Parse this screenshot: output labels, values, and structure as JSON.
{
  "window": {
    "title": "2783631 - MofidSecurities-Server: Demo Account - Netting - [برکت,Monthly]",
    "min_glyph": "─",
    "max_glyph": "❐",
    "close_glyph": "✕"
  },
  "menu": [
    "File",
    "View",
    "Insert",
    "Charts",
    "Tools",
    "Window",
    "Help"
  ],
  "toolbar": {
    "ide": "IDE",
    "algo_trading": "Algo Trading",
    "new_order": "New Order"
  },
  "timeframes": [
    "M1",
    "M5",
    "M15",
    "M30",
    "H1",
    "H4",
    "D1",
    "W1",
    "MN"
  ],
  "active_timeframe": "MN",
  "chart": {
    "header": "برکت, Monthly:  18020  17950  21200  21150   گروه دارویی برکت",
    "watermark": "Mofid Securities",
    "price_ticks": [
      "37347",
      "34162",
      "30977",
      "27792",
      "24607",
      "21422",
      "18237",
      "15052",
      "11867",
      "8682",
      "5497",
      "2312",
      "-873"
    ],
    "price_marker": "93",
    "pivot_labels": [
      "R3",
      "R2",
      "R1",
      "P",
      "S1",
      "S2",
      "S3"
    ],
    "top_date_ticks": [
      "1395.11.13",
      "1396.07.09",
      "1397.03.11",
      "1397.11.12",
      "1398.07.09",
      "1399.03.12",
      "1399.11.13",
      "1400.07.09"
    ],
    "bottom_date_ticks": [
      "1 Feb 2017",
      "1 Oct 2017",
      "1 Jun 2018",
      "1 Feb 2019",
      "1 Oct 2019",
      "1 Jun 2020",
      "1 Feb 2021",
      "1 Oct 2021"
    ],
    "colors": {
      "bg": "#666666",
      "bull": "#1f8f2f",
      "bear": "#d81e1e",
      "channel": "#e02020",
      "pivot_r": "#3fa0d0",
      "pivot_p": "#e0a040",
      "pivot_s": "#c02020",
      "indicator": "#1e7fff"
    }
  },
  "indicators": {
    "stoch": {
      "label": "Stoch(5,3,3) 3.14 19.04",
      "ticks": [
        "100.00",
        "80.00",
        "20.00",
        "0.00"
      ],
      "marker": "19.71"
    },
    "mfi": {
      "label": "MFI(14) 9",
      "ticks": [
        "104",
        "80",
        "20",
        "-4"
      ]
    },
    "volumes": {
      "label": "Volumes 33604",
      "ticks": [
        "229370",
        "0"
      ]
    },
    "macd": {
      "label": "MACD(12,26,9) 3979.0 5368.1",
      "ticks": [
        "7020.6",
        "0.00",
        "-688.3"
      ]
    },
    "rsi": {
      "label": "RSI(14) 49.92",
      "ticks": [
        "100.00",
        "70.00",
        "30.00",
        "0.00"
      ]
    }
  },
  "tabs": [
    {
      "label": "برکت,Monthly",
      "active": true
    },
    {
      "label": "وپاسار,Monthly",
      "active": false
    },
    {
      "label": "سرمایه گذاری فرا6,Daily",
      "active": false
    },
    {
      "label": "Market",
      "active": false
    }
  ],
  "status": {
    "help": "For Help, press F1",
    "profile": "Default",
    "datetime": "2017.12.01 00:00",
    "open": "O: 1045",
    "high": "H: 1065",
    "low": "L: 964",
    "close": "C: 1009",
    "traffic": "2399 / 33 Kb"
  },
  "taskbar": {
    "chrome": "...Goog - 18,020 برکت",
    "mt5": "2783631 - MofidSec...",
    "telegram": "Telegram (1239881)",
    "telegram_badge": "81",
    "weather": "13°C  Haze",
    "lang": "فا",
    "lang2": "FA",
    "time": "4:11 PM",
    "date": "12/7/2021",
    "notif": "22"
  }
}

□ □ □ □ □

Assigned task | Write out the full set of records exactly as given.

Response area |
Parse this screenshot: output labels, values, and structure as JSON.
{
  "window": {
    "title": "2783631 - MofidSecurities-Server: Demo Account - Netting - [برکت,Monthly]",
    "min_glyph": "─",
    "max_glyph": "❐",
    "close_glyph": "✕"
  },
  "menu": [
    "File",
    "View",
    "Insert",
    "Charts",
    "Tools",
    "Window",
    "Help"
  ],
  "toolbar": {
    "ide": "IDE",
    "algo_trading": "Algo Trading",
    "new_order": "New Order"
  },
  "timeframes": [
    "M1",
    "M5",
    "M15",
    "M30",
    "H1",
    "H4",
    "D1",
    "W1",
    "MN"
  ],
  "active_timeframe": "MN",
  "chart": {
    "header": "برکت, Monthly:  18020  17950  21200  21150   گروه دارویی برکت",
    "watermark": "Mofid Securities",
    "price_ticks": [
      "37347",
      "34162",
      "30977",
      "27792",
      "24607",
      "21422",
      "18237",
      "15052",
      "11867",
      "8682",
      "5497",
      "2312",
      "-873"
    ],
    "price_marker": "93",
    "pivot_labels": [
      "R3",
      "R2",
      "R1",
      "P",
      "S1",
      "S2",
      "S3"
    ],
    "top_date_ticks": [
      "1395.11.13",
      "1396.07.09",
      "1397.03.11",
      "1397.11.12",
      "1398.07.09",
      "1399.03.12",
      "1399.11.13",
      "1400.07.09"
    ],
    "bottom_date_ticks": [
      "1 Feb 2017",
      "1 Oct 2017",
      "1 Jun 2018",
      "1 Feb 2019",
      "1 Oct 2019",
      "1 Jun 2020",
      "1 Feb 2021",
      "1 Oct 2021"
    ],
    "colors": {
      "bg": "#666666",
      "bull": "#1f8f2f",
      "bear": "#d81e1e",
      "channel": "#e02020",
      "pivot_r": "#3fa0d0",
      "pivot_p": "#e0a040",
      "pivot_s": "#c02020",
      "indicator": "#1e7fff"
    }
  },
  "indicators": {
    "stoch": {
      "label": "Stoch(5,3,3) 3.14 19.04",
      "ticks": [
        "100.00",
        "80.00",
        "20.00",
        "0.00"
      ],
      "marker": "19.71"
    },
    "mfi": {
      "label": "MFI(14) 9",
      "ticks": [
        "104",
        "80",
        "20",
        "-4"
      ]
    },
    "volumes": {
      "label": "Volumes 33604",
      "ticks": [
        "229370",
        "0"
      ]
    },
    "macd": {
      "label": "MACD(12,26,9) 3979.0 5368.1",
      "ticks": [
        "7020.6",
        "0.00",
        "-688.3"
      ]
    },
    "rsi": {
      "label": "RSI(14) 49.92",
      "ticks": [
        "100.00",
        "70.00",
        "30.00",
        "0.00"
      ]
    }
  },
  "tabs": [
    {
      "label": "برکت,Monthly",
      "active": true
    },
    {
      "label": "وپاسار,Monthly",
      "active": false
    },
    {
      "label": "سرمایه گذاری فرا6,Daily",
      "active": false
    },
    {
      "label": "Market",
      "active": false
    }
  ],
  "status": {
    "help": "For Help, press F1",
    "profile": "Default",
    "datetime": "2017.12.01 00:00",
    "open": "O: 1045",
    "high": "H: 1065",
    "low": "L: 964",
    "close": "C: 1009",
    "traffic": "2399 / 33 Kb"
  },
  "taskbar": {
    "chrome": "...Goog - 18,020 برکت",
    "mt5": "2783631 - MofidSec...",
    "telegram": "Telegram (1239881)",
    "telegram_badge": "81",
    "weather": "13°C  Haze",
    "lang": "فا",
    "lang2": "FA",
    "time": "4:11 PM",
    "date": "12/7/2021",
    "notif": "22"
  }
}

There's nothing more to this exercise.